In a statement released today, Tuesday, Skyline announces that a Moroccan court sentenced activist "Al-Ablaq" yesterday, Monday, to four years in prison and a fine for posting a video clip on "Facebook" and "YouTube" on September 21, 2021. In it, he had made negative comments about the leadership of the "National Assembly of Independents" party in the parliamentary elections on September 8, 2021. He had also published another video clip on November 9 after Moroccan King Mohammed VI appointed "Aziz Akhannouch" as prime minister.

"Skyline" points out that the king's lawyer accused Al-Ablaq before the Court of First Instance in Al Hoceima of publicly violating the duty of reverence and respect for the person of the king under Article 179 of the Penal Code. The prosecution submitted to the court that the activist "violated the duty of reverence and respect for the supreme constitutional institution of the Kingdom through electronic means."

"Skyline" points out to what "Suad Brahma", a member of Al-Ablaq Defense Committee, wrote on their Facebook page, "Unfortunately, today the verdict against the activist of the land movement, Rabih Al-Ablaq, was issued for a post on Facebook and he was sentenced to four years in prison and twenty thousand dirhams, a fine".

The human rights foundation points out that Moroccan authorities summoned "Ablaq" to the police station in "Al Hoceima" several times last March and questioned him about the opinions he expressed in the videos he published.

Skyline reported that Al-Ablaq was sentenced to five years in prison in June 2017 for "spreading false news" and "imitating a journalist" for publishing opinions on websites supporting the "Hirak Rif" protests. He was then pardoned by a king and released in 2020 after carrying out several hunger strikes in prison.

Accordingly, Skyline considers that the circumstances of the arrest and trial of "Ablaq" are based on political and illegal grounds, which constitutes an unacceptable attack on freedom of expression, and notes that such practices reflect the - unjustified - use of the Moroccan authorities for their influence to prosecute opponents and activists.

Skyline stresses that the repeated arrests of activists and opposition figures by Moroccan authorities are contrary to a number of international conventions, including the Universal Declaration of Human Rights, the International Covenant on Civil and Political Rights, and the International Convention for the Protection of All Persons from Enforced Disappearance. Article 19 of the Universal Declaration of Human Rights states, "Everyone has the right to freedom of opinion and expression; this right includes freedom to hold opinions without interference and to seek, receive and impart information and opinions by any means and regardless of frontiers."

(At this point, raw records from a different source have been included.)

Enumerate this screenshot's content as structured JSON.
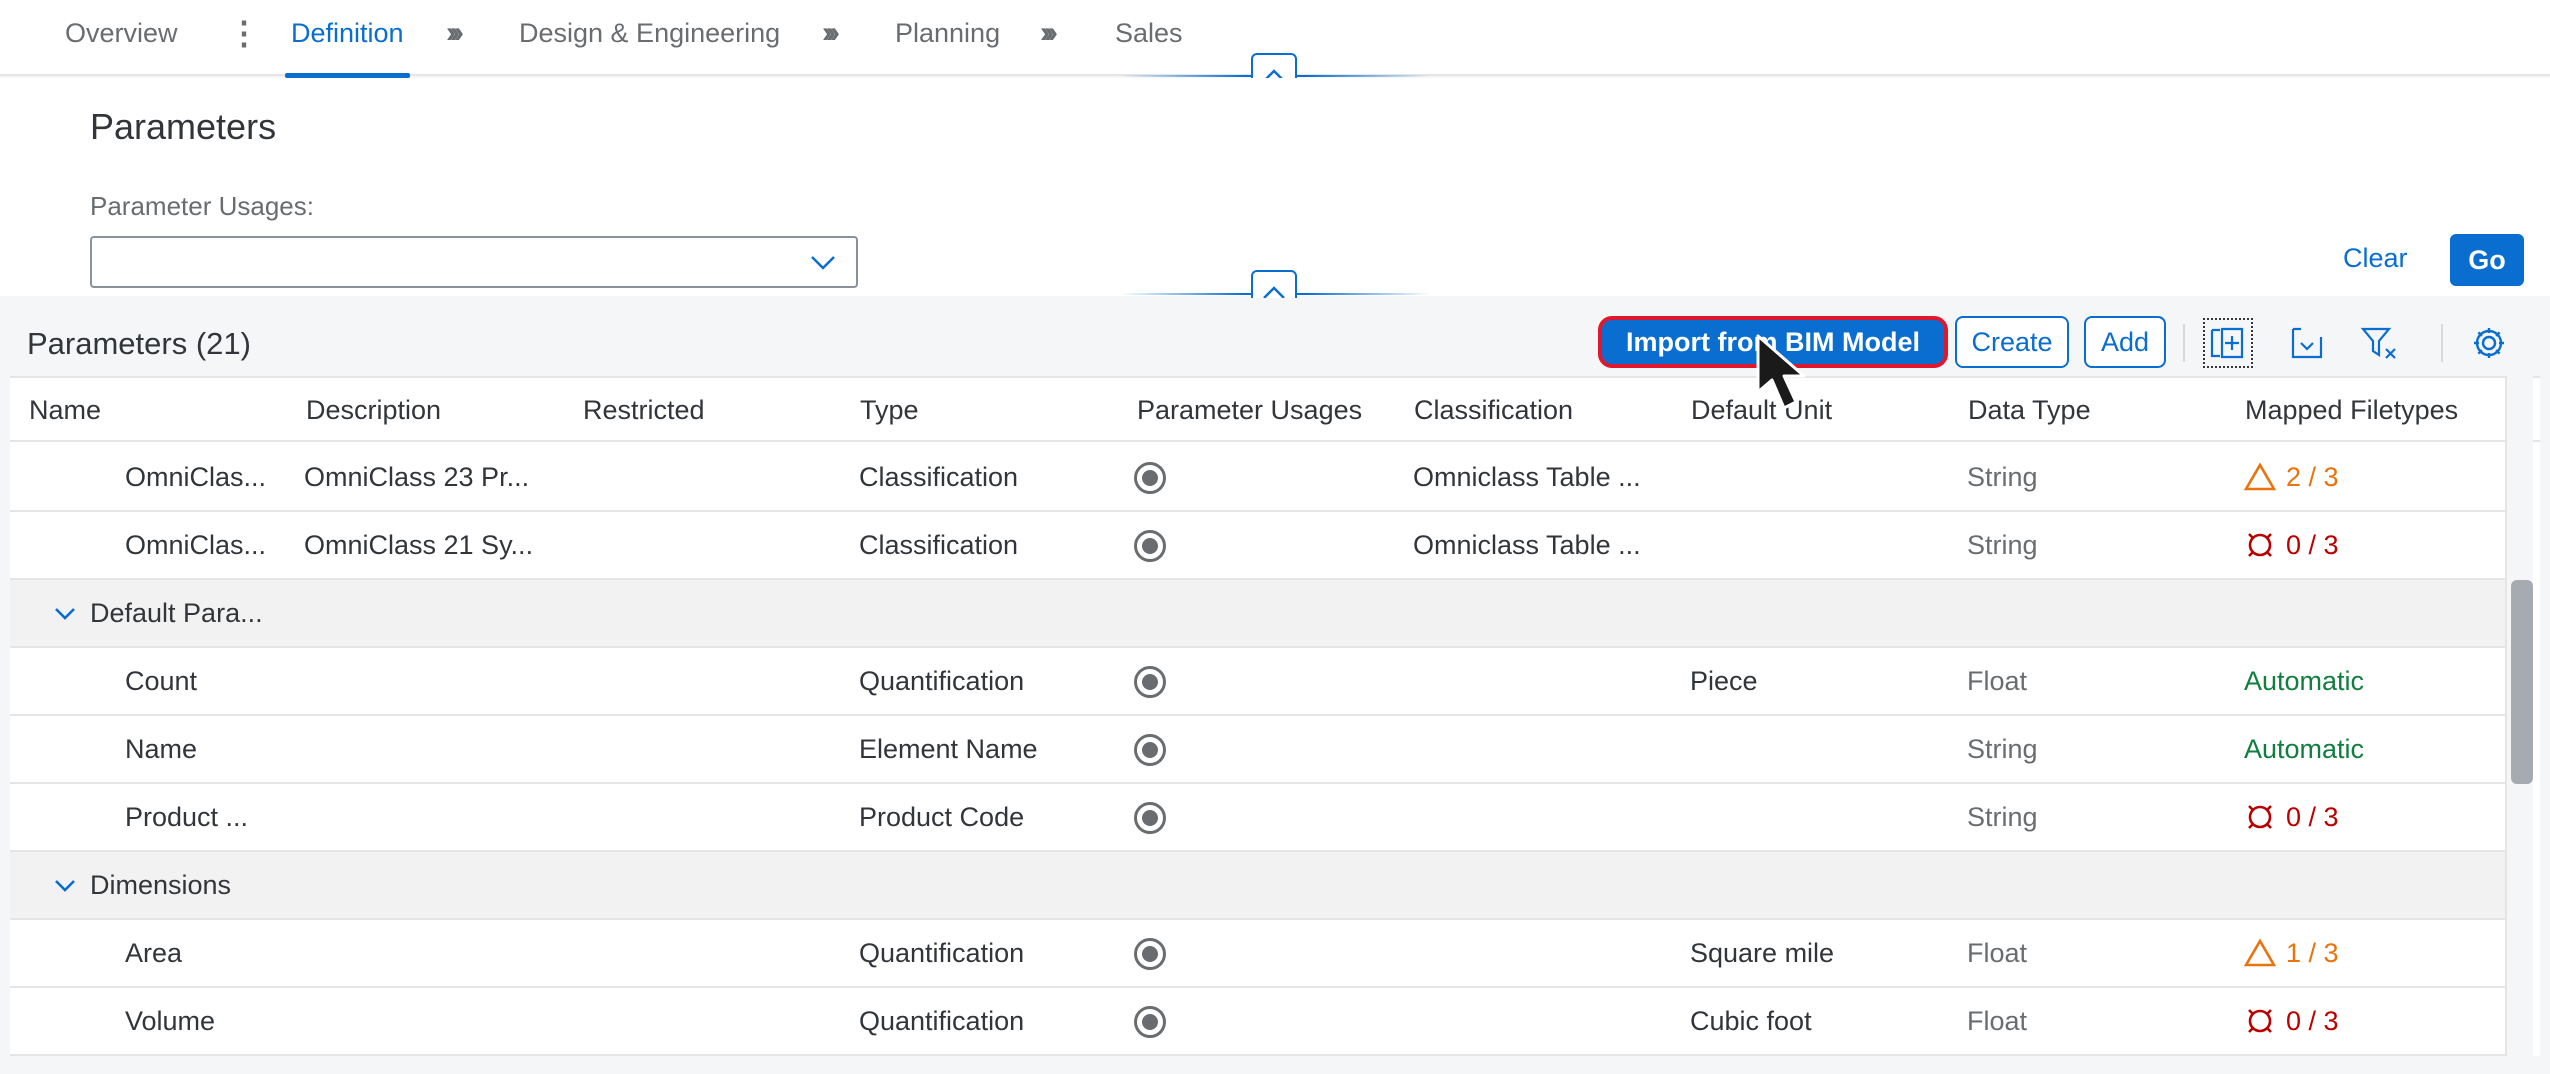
{
  "tabs": [
    {
      "label": "Overview",
      "active": false
    },
    {
      "label": "Definition",
      "active": true
    },
    {
      "label": "Design & Engineering",
      "active": false
    },
    {
      "label": "Planning",
      "active": false
    },
    {
      "label": "Sales",
      "active": false
    }
  ],
  "header": {
    "title": "Parameters",
    "filter_label": "Parameter Usages:",
    "filter_value": "",
    "clear_label": "Clear",
    "go_label": "Go"
  },
  "toolbar": {
    "title": "Parameters (21)",
    "import_label": "Import from BIM Model",
    "create_label": "Create",
    "add_label": "Add"
  },
  "columns": [
    "Name",
    "Description",
    "Restricted",
    "Type",
    "Parameter Usages",
    "Classification",
    "Default Unit",
    "Data Type",
    "Mapped Filetypes"
  ],
  "rows": [
    {
      "name": "OmniClas...",
      "description": "OmniClass 23 Pr...",
      "type": "Classification",
      "classification": "Omniclass Table ...",
      "unit": "",
      "datatype": "String",
      "mapped": "2 / 3",
      "status": "warning"
    },
    {
      "name": "OmniClas...",
      "description": "OmniClass 21 Sy...",
      "type": "Classification",
      "classification": "Omniclass Table ...",
      "unit": "",
      "datatype": "String",
      "mapped": "0 / 3",
      "status": "error"
    },
    {
      "group": "Default Para..."
    },
    {
      "name": "Count",
      "description": "",
      "type": "Quantification",
      "classification": "",
      "unit": "Piece",
      "datatype": "Float",
      "mapped": "Automatic",
      "status": "success"
    },
    {
      "name": "Name",
      "description": "",
      "type": "Element Name",
      "classification": "",
      "unit": "",
      "datatype": "String",
      "mapped": "Automatic",
      "status": "success"
    },
    {
      "name": "Product ...",
      "description": "",
      "type": "Product Code",
      "classification": "",
      "unit": "",
      "datatype": "String",
      "mapped": "0 / 3",
      "status": "error"
    },
    {
      "group": "Dimensions"
    },
    {
      "name": "Area",
      "description": "",
      "type": "Quantification",
      "classification": "",
      "unit": "Square mile",
      "datatype": "Float",
      "mapped": "1 / 3",
      "status": "warning"
    },
    {
      "name": "Volume",
      "description": "",
      "type": "Quantification",
      "classification": "",
      "unit": "Cubic foot",
      "datatype": "Float",
      "mapped": "0 / 3",
      "status": "error"
    }
  ],
  "colors": {
    "accent": "#0a6ed1",
    "success": "#107e3e",
    "warning": "#e9730c",
    "error": "#bb0000",
    "highlight": "#e0182d"
  },
  "icons": [
    "kebab-icon",
    "chevron-up-icon",
    "chevron-down-icon",
    "expand-all-icon",
    "collapse-all-icon",
    "clear-filter-icon",
    "settings-icon",
    "warning-icon",
    "error-icon",
    "cursor-icon"
  ]
}
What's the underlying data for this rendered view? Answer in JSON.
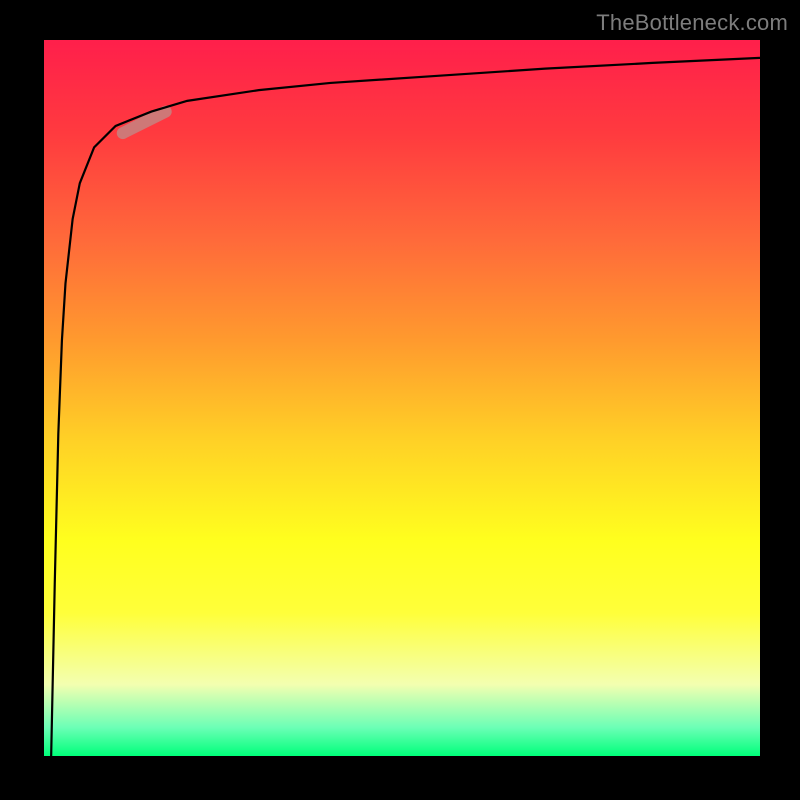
{
  "watermark": "TheBottleneck.com",
  "colors": {
    "background": "#000000",
    "gradient_top": "#ff1f4b",
    "gradient_mid": "#ffff1e",
    "gradient_bottom": "#00ff7a",
    "curve": "#000000",
    "marker": "#c97f7d"
  },
  "chart_data": {
    "type": "line",
    "title": "",
    "xlabel": "",
    "ylabel": "",
    "xlim": [
      0,
      100
    ],
    "ylim": [
      0,
      100
    ],
    "grid": false,
    "legend": false,
    "annotations": [
      {
        "type": "highlight_segment",
        "x_range": [
          11,
          17
        ],
        "y_range": [
          87,
          90
        ],
        "note": "thick pale segment on curve near top-left"
      }
    ],
    "series": [
      {
        "name": "curve",
        "x": [
          1,
          1.5,
          2,
          2.5,
          3,
          4,
          5,
          7,
          10,
          15,
          20,
          30,
          40,
          55,
          70,
          85,
          100
        ],
        "y": [
          0,
          24,
          45,
          58,
          66,
          75,
          80,
          85,
          88,
          90,
          91.5,
          93,
          94,
          95,
          96,
          96.8,
          97.5
        ]
      }
    ]
  }
}
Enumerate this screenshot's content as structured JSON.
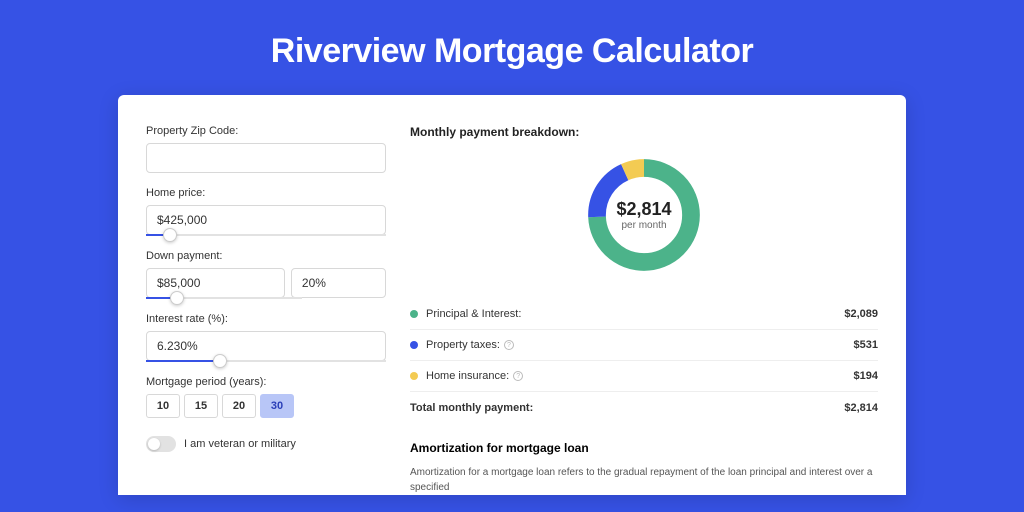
{
  "title": "Riverview Mortgage Calculator",
  "colors": {
    "green": "#4cb38a",
    "blue": "#3652e5",
    "yellow": "#f3cb53"
  },
  "form": {
    "zip": {
      "label": "Property Zip Code:",
      "value": ""
    },
    "home_price": {
      "label": "Home price:",
      "value": "$425,000",
      "slider_pct": 10
    },
    "down_payment": {
      "label": "Down payment:",
      "value": "$85,000",
      "pct_value": "20%",
      "slider_pct": 20
    },
    "interest": {
      "label": "Interest rate (%):",
      "value": "6.230%",
      "slider_pct": 31
    },
    "period": {
      "label": "Mortgage period (years):",
      "options": [
        "10",
        "15",
        "20",
        "30"
      ],
      "selected": "30"
    },
    "veteran": {
      "label": "I am veteran or military",
      "on": false
    }
  },
  "breakdown": {
    "title": "Monthly payment breakdown:",
    "center_amount": "$2,814",
    "center_sub": "per month",
    "items": [
      {
        "label": "Principal & Interest:",
        "value": "$2,089",
        "color": "#4cb38a",
        "info": false
      },
      {
        "label": "Property taxes:",
        "value": "$531",
        "color": "#3652e5",
        "info": true
      },
      {
        "label": "Home insurance:",
        "value": "$194",
        "color": "#f3cb53",
        "info": true
      }
    ],
    "total": {
      "label": "Total monthly payment:",
      "value": "$2,814"
    }
  },
  "amort": {
    "title": "Amortization for mortgage loan",
    "text": "Amortization for a mortgage loan refers to the gradual repayment of the loan principal and interest over a specified"
  },
  "chart_data": {
    "type": "pie",
    "title": "Monthly payment breakdown",
    "total": 2814,
    "series": [
      {
        "name": "Principal & Interest",
        "value": 2089,
        "color": "#4cb38a"
      },
      {
        "name": "Property taxes",
        "value": 531,
        "color": "#3652e5"
      },
      {
        "name": "Home insurance",
        "value": 194,
        "color": "#f3cb53"
      }
    ]
  }
}
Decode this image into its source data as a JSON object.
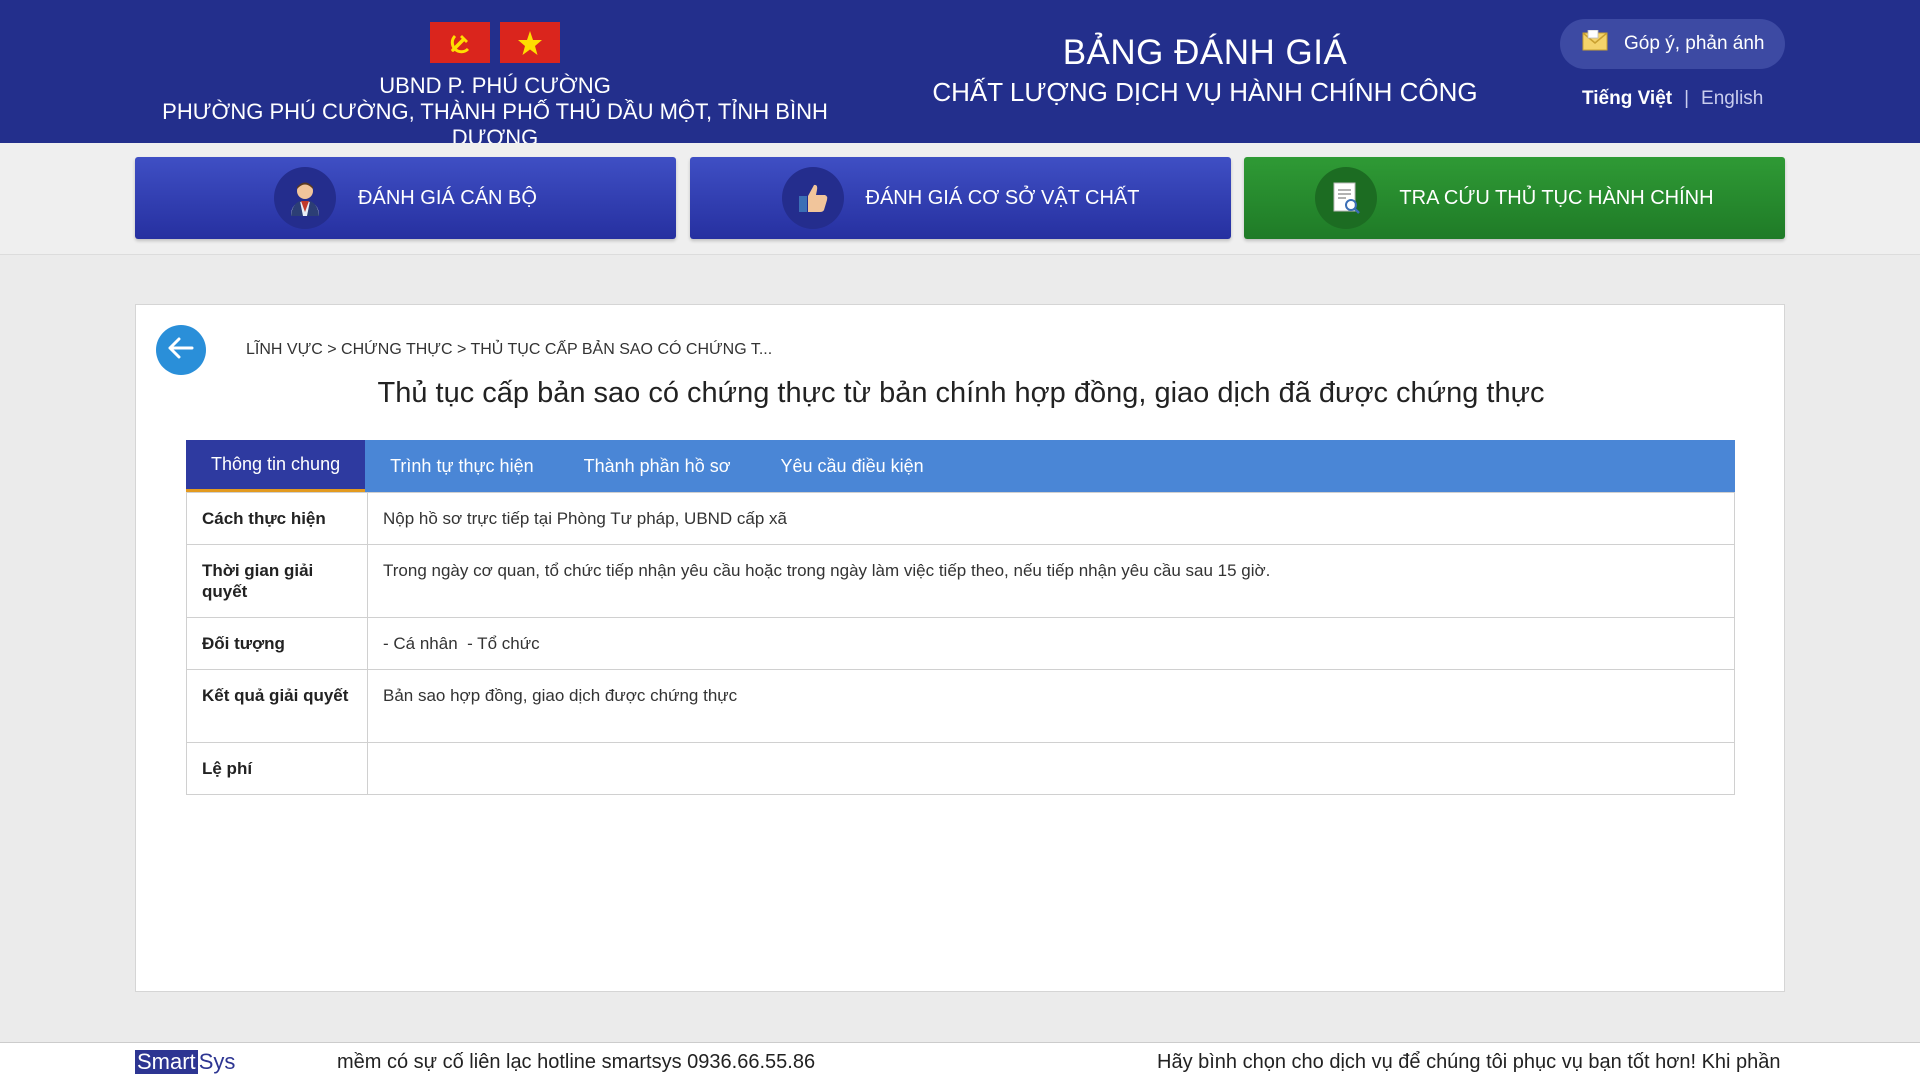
{
  "header": {
    "org_line1": "UBND P. PHÚ CƯỜNG",
    "org_line2": "PHƯỜNG PHÚ CƯỜNG, THÀNH PHỐ THỦ DẦU MỘT, TỈNH BÌNH DƯƠNG",
    "title_main": "BẢNG ĐÁNH GIÁ",
    "title_sub": "CHẤT LƯỢNG DỊCH VỤ HÀNH CHÍNH CÔNG",
    "feedback_label": "Góp ý, phản ánh",
    "lang_vi": "Tiếng Việt",
    "lang_sep": "|",
    "lang_en": "English",
    "icons": {
      "party_flag": "hammer-sickle-flag-icon",
      "national_flag": "vietnam-flag-icon",
      "feedback": "envelope-icon"
    }
  },
  "nav": {
    "staff_label": "ĐÁNH GIÁ CÁN BỘ",
    "facility_label": "ĐÁNH GIÁ CƠ SỞ VẬT CHẤT",
    "lookup_label": "TRA CỨU THỦ TỤC HÀNH CHÍNH",
    "icons": {
      "staff": "officer-icon",
      "facility": "thumbs-up-icon",
      "lookup": "document-search-icon"
    }
  },
  "main": {
    "breadcrumb": "LĨNH VỰC > CHỨNG THỰC > THỦ TỤC CẤP BẢN SAO CÓ CHỨNG T...",
    "title": "Thủ tục cấp bản sao có chứng thực từ bản chính hợp đồng, giao dịch đã được chứng thực",
    "tabs": [
      {
        "label": "Thông tin chung",
        "active": true
      },
      {
        "label": "Trình tự thực hiện",
        "active": false
      },
      {
        "label": "Thành phần hồ sơ",
        "active": false
      },
      {
        "label": "Yêu cầu điều kiện",
        "active": false
      }
    ],
    "rows": [
      {
        "label": "Cách thực hiện",
        "value": "Nộp hồ sơ trực tiếp tại Phòng Tư pháp, UBND cấp xã"
      },
      {
        "label": "Thời gian giải quyết",
        "value": "Trong ngày cơ quan, tổ chức tiếp nhận yêu cầu hoặc trong ngày làm việc tiếp theo, nếu tiếp nhận yêu cầu sau 15 giờ."
      },
      {
        "label": "Đối tượng",
        "value": "- Cá nhân  - Tổ chức"
      },
      {
        "label": "Kết quả giải quyết",
        "value": "Bản sao hợp đồng, giao dịch được chứng thực"
      },
      {
        "label": "Lệ phí",
        "value": ""
      }
    ]
  },
  "footer": {
    "brand_part1": "Smart",
    "brand_part2": "Sys",
    "ticker_left": "mềm có sự cố liên lạc hotline smartsys 0936.66.55.86",
    "ticker_right": "Hãy bình chọn cho dịch vụ để chúng tôi phục vụ bạn tốt hơn! Khi phần mềm có sự cố liên lạc hotline smartsys 0936.66.55.86"
  },
  "colors": {
    "header_bg": "#232f8c",
    "nav_blue": "#2e3aa8",
    "nav_green": "#238a2b",
    "tab_bar": "#4a86d6",
    "tab_active": "#2e3aa0",
    "back_button": "#2a8fd9"
  }
}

Skyline International concludes its statement by calling on the judicial authorities to revise their verdict against activist "Al-Ablaq" and allow him to defend himself fully. It renews its call on the Moroccan government to cease all forms of prosecution and subpoenas against activists and opposition figures, stressing that the government's role must be to create an atmosphere in which individuals can express their views and give them the full space to do so.